  • Polygamy – acceptance or legality of polygamy (no = 0).

Civil Liberties:

  • Freedom of movement – freedom to move freely outside of the house (no discrimination = 0).
  • Dress code in public – obligation to wear a veil in public (no = 0).

Physical Integrity:

  • Violence against women/Legal indicator – existence of laws against 3 categories (domestic, assault or rape, and sexual harassment; averaged together), with totally illegal = 0.
  • Female genital mutilation – share of women with genital mutilation.

Son Preference:

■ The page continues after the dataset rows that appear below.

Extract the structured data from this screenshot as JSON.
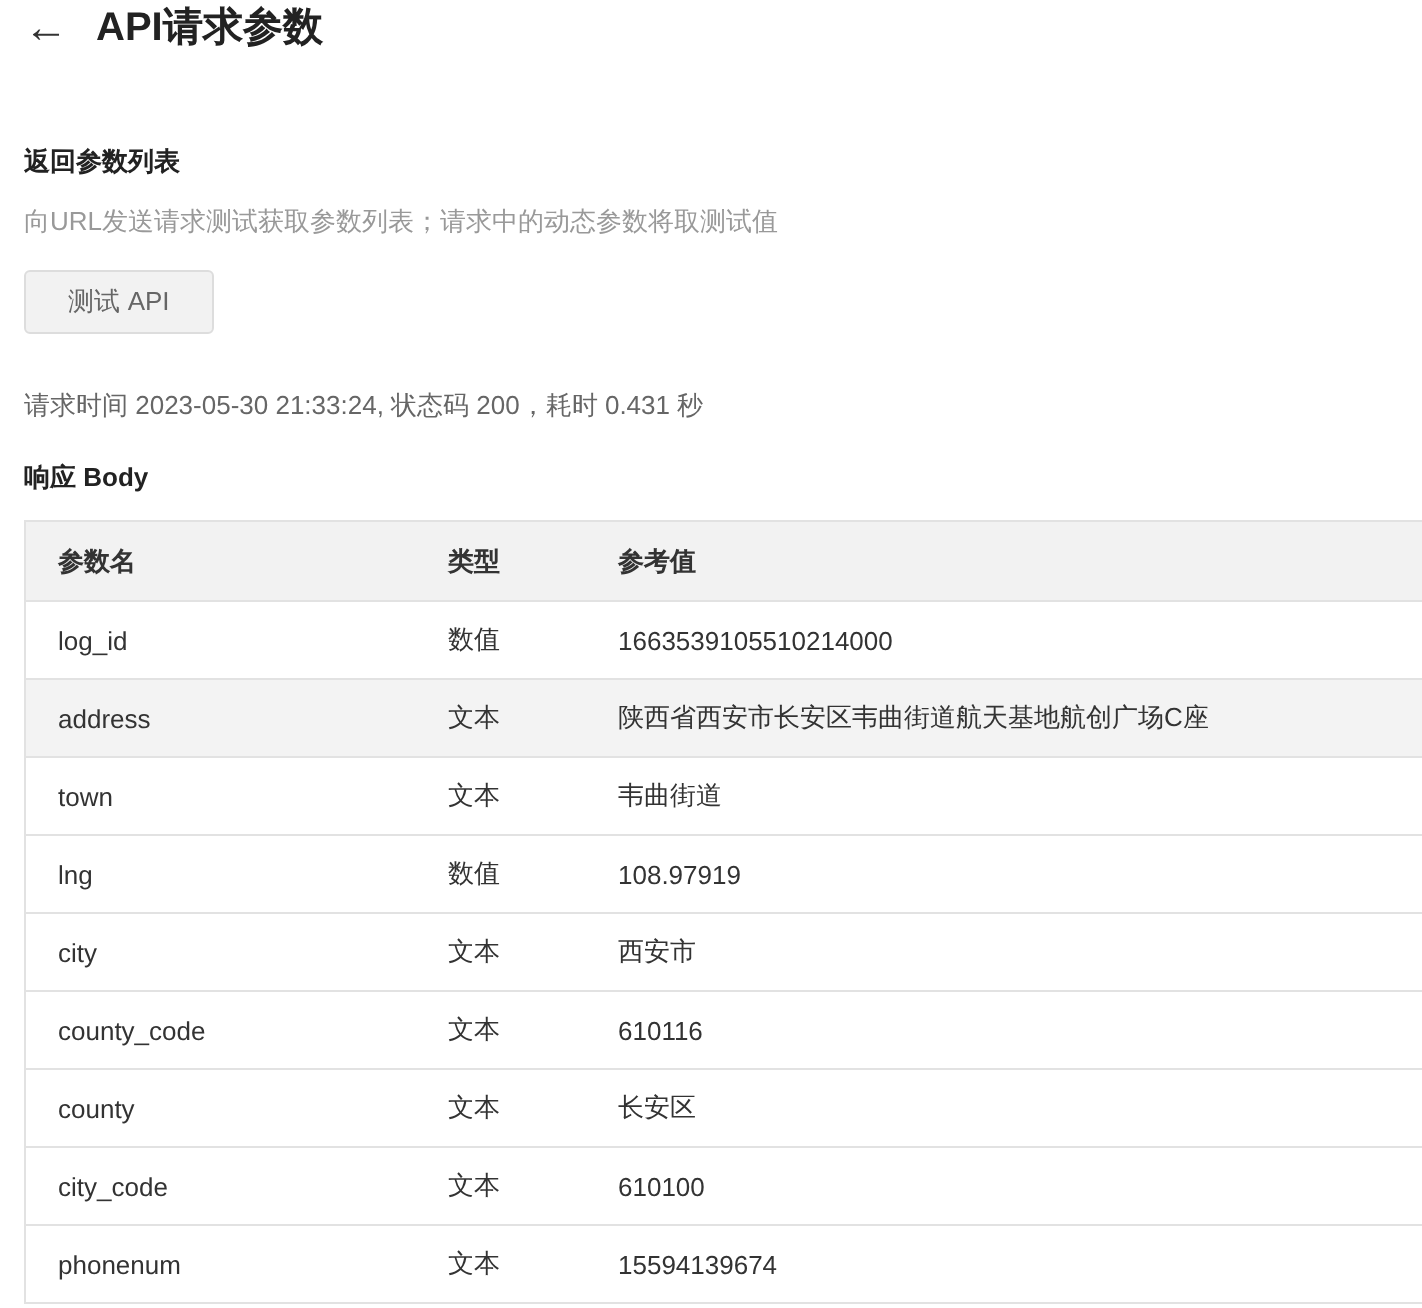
{
  "header": {
    "back": "←",
    "title": "API请求参数"
  },
  "section": {
    "title": "返回参数列表",
    "description": "向URL发送请求测试获取参数列表；请求中的动态参数将取测试值",
    "button": "测试 API"
  },
  "status": "请求时间 2023-05-30 21:33:24, 状态码 200，耗时 0.431 秒",
  "response_title": "响应 Body",
  "table": {
    "columns": [
      "参数名",
      "类型",
      "参考值"
    ],
    "rows": [
      {
        "cells": [
          "log_id",
          "数值",
          "1663539105510214000"
        ],
        "highlighted": false
      },
      {
        "cells": [
          "address",
          "文本",
          "陕西省西安市长安区韦曲街道航天基地航创广场C座"
        ],
        "highlighted": true
      },
      {
        "cells": [
          "town",
          "文本",
          "韦曲街道"
        ],
        "highlighted": false
      },
      {
        "cells": [
          "lng",
          "数值",
          "108.97919"
        ],
        "highlighted": false
      },
      {
        "cells": [
          "city",
          "文本",
          "西安市"
        ],
        "highlighted": false
      },
      {
        "cells": [
          "county_code",
          "文本",
          "610116"
        ],
        "highlighted": false
      },
      {
        "cells": [
          "county",
          "文本",
          "长安区"
        ],
        "highlighted": false
      },
      {
        "cells": [
          "city_code",
          "文本",
          "610100"
        ],
        "highlighted": false
      },
      {
        "cells": [
          "phonenum",
          "文本",
          "15594139674"
        ],
        "highlighted": false
      }
    ]
  }
}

  • Son preference (missing women) compares "the number of women that should be alive (assuming no son preference) and the actual number of women in a country." – No women are missing = 0.

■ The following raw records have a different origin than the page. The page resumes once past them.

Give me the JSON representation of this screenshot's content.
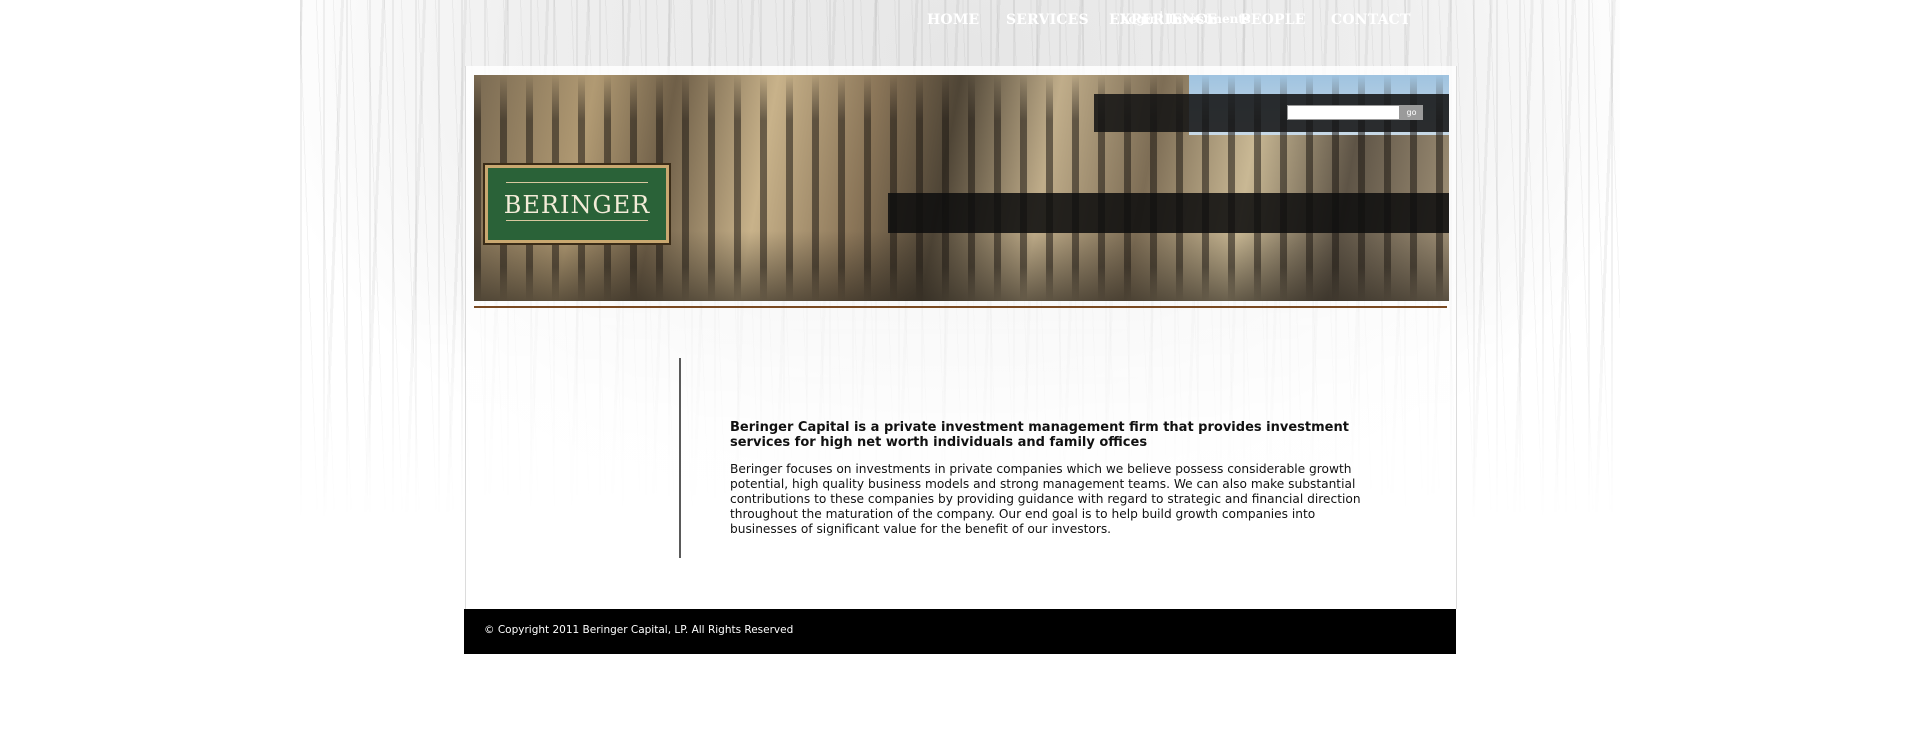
{
  "brand": {
    "logo_text": "BERINGER",
    "logo_green": "#2a6238",
    "logo_border": "#c9a870"
  },
  "utility": {
    "login_label": "Login",
    "separator": "|",
    "investments_label": "Investments",
    "search_value": "",
    "go_label": "go"
  },
  "nav": {
    "items": [
      {
        "label": "HOME"
      },
      {
        "label": "SERVICES"
      },
      {
        "label": "EXPERIENCE"
      },
      {
        "label": "PEOPLE"
      },
      {
        "label": "CONTACT"
      }
    ]
  },
  "main": {
    "headline": "Beringer Capital is a private investment management firm that provides investment services for high net worth individuals and family offices",
    "body": "Beringer focuses on investments in private companies which we believe possess considerable growth potential, high quality business models and strong management teams. We can also make substantial contributions to these companies by providing guidance with regard to strategic and financial direction throughout the maturation of the company. Our end goal is to help build growth companies into businesses of significant value for the benefit of our investors."
  },
  "footer": {
    "copyright": "© Copyright 2011 Beringer Capital, LP. All Rights Reserved"
  },
  "colors": {
    "header_rule": "#7a4a22",
    "footer_bg": "#000000",
    "nav_bg": "#0f0f0f"
  }
}
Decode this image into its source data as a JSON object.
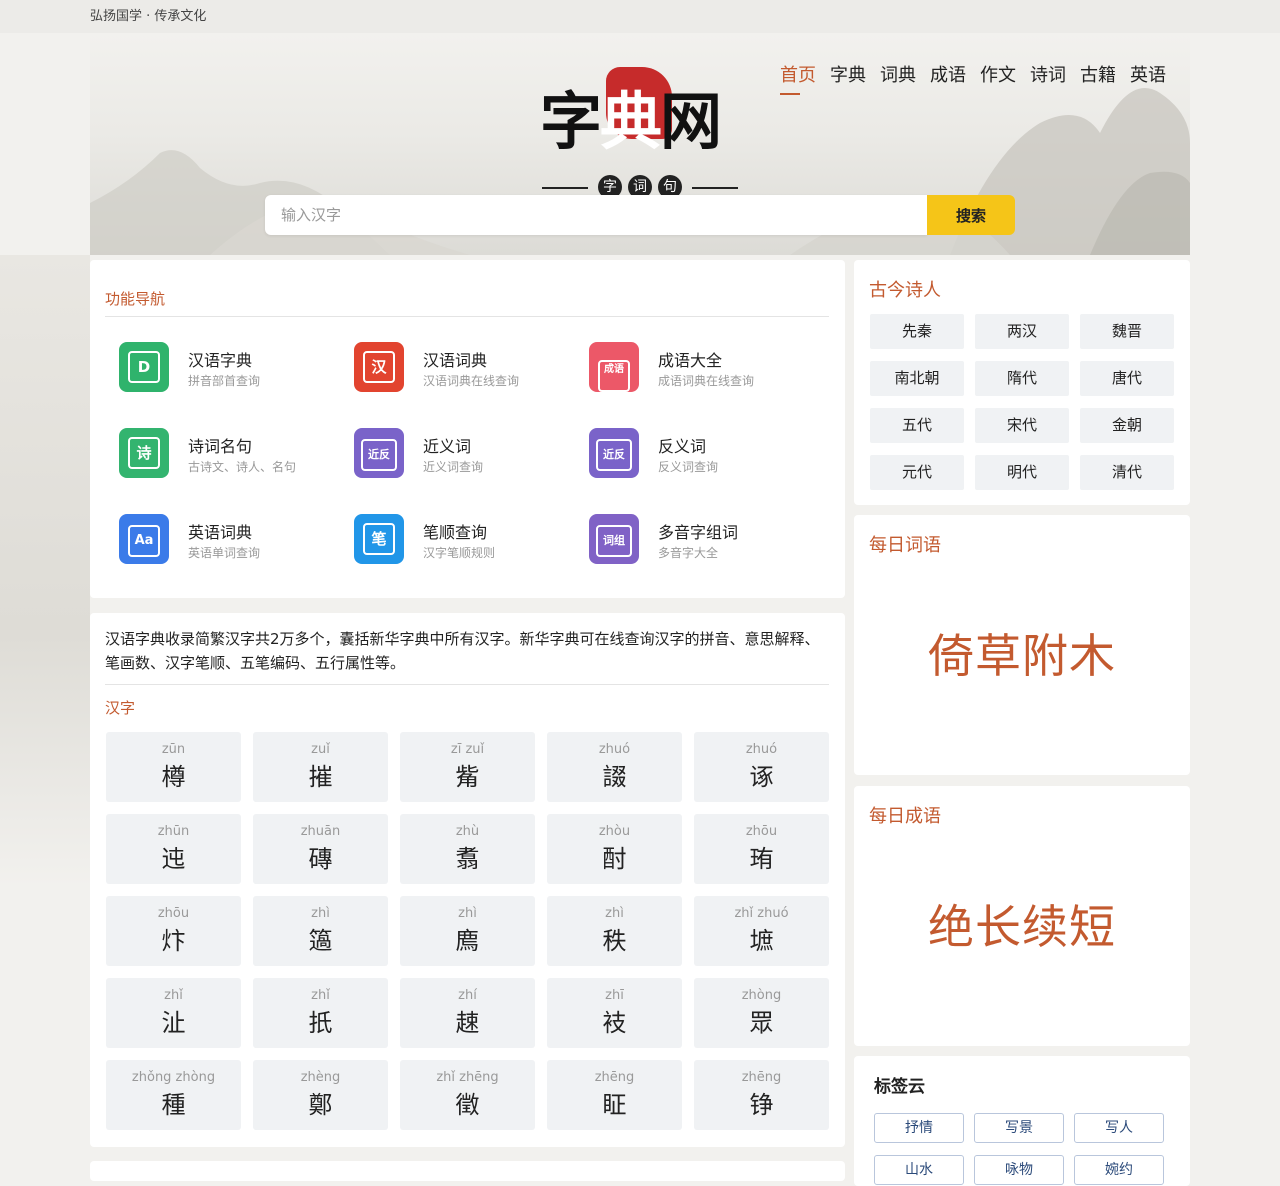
{
  "topbar": {
    "slogan": "弘扬国学 · 传承文化"
  },
  "logo": {
    "c1": "字",
    "c2": "典",
    "c3": "网",
    "sub": [
      "字",
      "词",
      "句"
    ]
  },
  "nav": [
    "首页",
    "字典",
    "词典",
    "成语",
    "作文",
    "诗词",
    "古籍",
    "英语"
  ],
  "search": {
    "placeholder": "输入汉字",
    "button": "搜索"
  },
  "tools": {
    "title": "功能导航",
    "items": [
      {
        "title": "汉语字典",
        "sub": "拼音部首查询",
        "icon_text": "D",
        "color": "#2fb36c"
      },
      {
        "title": "汉语词典",
        "sub": "汉语词典在线查询",
        "icon_text": "汉",
        "color": "#e2442f"
      },
      {
        "title": "成语大全",
        "sub": "成语词典在线查询",
        "icon_text": "成语",
        "color": "#ec5868"
      },
      {
        "title": "诗词名句",
        "sub": "古诗文、诗人、名句",
        "icon_text": "诗",
        "color": "#33b46f"
      },
      {
        "title": "近义词",
        "sub": "近义词查询",
        "icon_text": "近反",
        "color": "#7a63c9"
      },
      {
        "title": "反义词",
        "sub": "反义词查询",
        "icon_text": "近反",
        "color": "#7a63c9"
      },
      {
        "title": "英语词典",
        "sub": "英语单词查询",
        "icon_text": "Aa",
        "color": "#3b7be9"
      },
      {
        "title": "笔顺查询",
        "sub": "汉字笔顺规则",
        "icon_text": "笔",
        "color": "#2196e8"
      },
      {
        "title": "多音字组词",
        "sub": "多音字大全",
        "icon_text": "词组",
        "color": "#8062c6"
      }
    ]
  },
  "chars": {
    "intro": "汉语字典收录简繁汉字共2万多个，囊括新华字典中所有汉字。新华字典可在线查询汉字的拼音、意思解释、笔画数、汉字笔顺、五笔编码、五行属性等。",
    "title": "汉字",
    "items": [
      {
        "py": "zūn",
        "ch": "樽"
      },
      {
        "py": "zuǐ",
        "ch": "摧"
      },
      {
        "py": "zī zuǐ",
        "ch": "觜"
      },
      {
        "py": "zhuó",
        "ch": "諁"
      },
      {
        "py": "zhuó",
        "ch": "诼"
      },
      {
        "py": "zhūn",
        "ch": "迍"
      },
      {
        "py": "zhuān",
        "ch": "磚"
      },
      {
        "py": "zhù",
        "ch": "翥"
      },
      {
        "py": "zhòu",
        "ch": "酎"
      },
      {
        "py": "zhōu",
        "ch": "珛"
      },
      {
        "py": "zhōu",
        "ch": "炞"
      },
      {
        "py": "zhì",
        "ch": "簻"
      },
      {
        "py": "zhì",
        "ch": "廌"
      },
      {
        "py": "zhì",
        "ch": "秩"
      },
      {
        "py": "zhǐ zhuó",
        "ch": "墌"
      },
      {
        "py": "zhǐ",
        "ch": "沚"
      },
      {
        "py": "zhǐ",
        "ch": "扺"
      },
      {
        "py": "zhí",
        "ch": "趚"
      },
      {
        "py": "zhī",
        "ch": "衼"
      },
      {
        "py": "zhòng",
        "ch": "眾"
      },
      {
        "py": "zhǒng zhòng",
        "ch": "種"
      },
      {
        "py": "zhèng",
        "ch": "鄭"
      },
      {
        "py": "zhǐ zhēng",
        "ch": "徵"
      },
      {
        "py": "zhēng",
        "ch": "眐"
      },
      {
        "py": "zhēng",
        "ch": "铮"
      }
    ]
  },
  "poets": {
    "title": "古今诗人",
    "items": [
      "先秦",
      "两汉",
      "魏晋",
      "南北朝",
      "隋代",
      "唐代",
      "五代",
      "宋代",
      "金朝",
      "元代",
      "明代",
      "清代"
    ]
  },
  "daily_word": {
    "title": "每日词语",
    "value": "倚草附木"
  },
  "daily_idiom": {
    "title": "每日成语",
    "value": "绝长续短"
  },
  "tags": {
    "title": "标签云",
    "items": [
      "抒情",
      "写景",
      "写人",
      "山水",
      "咏物",
      "婉约"
    ]
  }
}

Ownership Rights:

  • Women's access to land ownership – (value between 0 = full access and 1 = impossible).
  • Women's access to bank loans – (between 0 = full access and 1 = impossible).
  • Women's access to owning property other than land – (between 0 = full and 1 = no).

The GID database itself is the source for these brief descriptions. Namely, the GID-DB includes a complete description for each data indicator, called its metadata, which stays hidden until one clicks on that indicator's little red "i" – the working definitions for the data indicators are easily available online right with the data. [4]

Use of the GID-DB tool[edit]

The GID-DB has been statistically applied toward identifying the factors which determine how women's labour-force participation varies across the database countries. The reported results suggest that the social-institution factors or indicators can outweigh the other traditional indicators such as income per capita.[5] The GID database including its social-institution indicators thus may be useful in solving various economic development problems,[1] by offering a more complete set of indicators from which to choose for answering policy questions or for other research topics.[6]

Composite index of gender equality[edit]

The UNDP (UN Development Programme) publishes two composite indexes of gender equality, based on traditional indicators (such as the above-mentioned ones in the GID-DB), namely the Gender Empowerment Measure, or GEM, and the Gender-related Development Index or GDI.

In 2009, similarly the OECD Development Centre introduced the Social Institutions and Gender Index (SIGI), which is described in its own article. The SIGI is exclusively based on the 12 new social institutions above, their 5 groups providing the SIGI's 5 components. Given its exclusive focus on social institutions, the SIGI is a highly specialized measure of gender equality – and should not be confused with the GEM and the GDI.

The SIGI and its 5 components were added in 2009 to the GID-DB, readily accessible (as described below) as a specific part of the latter.[4]

Accessing the GID-DB data[edit]

These data can be accessed via the OECD website StatExtracts (GID-DB),[4] whose sidebar has all of the GID database's components selected and ready to click on, with its 12 Social Institution indicators already on display in the main part of the screen. More information such as working definitions of the data, plus the country notes, can be displayed (or hidden again) by clicking on the little red i's.[4]

Many other OECD datasets are listed in the sidebar, in addition to the GID-DB data which are the subject of this article.

See also[edit]

References[edit]

  1. ^ a b Johannes Jütting, Christian Morrisson, Jeff Dayton Johnson and Denis Drechsler (2008): http://www.informaworld.com/smpp/content~content=a791546193~db=all~order=page Measuring Gender (In)Equality: The OECD Gender, Institutions and Development Data Base, Journal of Human Development, Volume 9, Issue 1 March 2008, pp. 65-86.
  2. ^ Jütting, et al; 2006, pp. 9-32.
  3. ^ WorldBank (up-to-date). http://web.worldbank.org/WBSITE/EXTERNAL/TOPICS/EXTGENDER/EXTANATOOLS/EXTSTATINDDATA/EXTGENDERSTATS/0,,menuPK:3237391~pagePK:64168427~piPK:64168435~theSitePK:3237336,00.html "GenderStats".
  4. ^ a b c d OECD (up-to-date). http://stats.oecd.org/Index.aspx?DataSetCode=GID2 "OECD StatExtracts (GID-DB)".
  5. ^ Jütting, et al; 2006, p.32 (the report's Conclusions)
  6. ^ OECD (up-to-date). http://www.oecd.org/document/16/0,3746,en_2649_33935_39323280_1_1_1_1,00.html "Gender, Institutions and Development Database (GID-DB)".

External links[edit]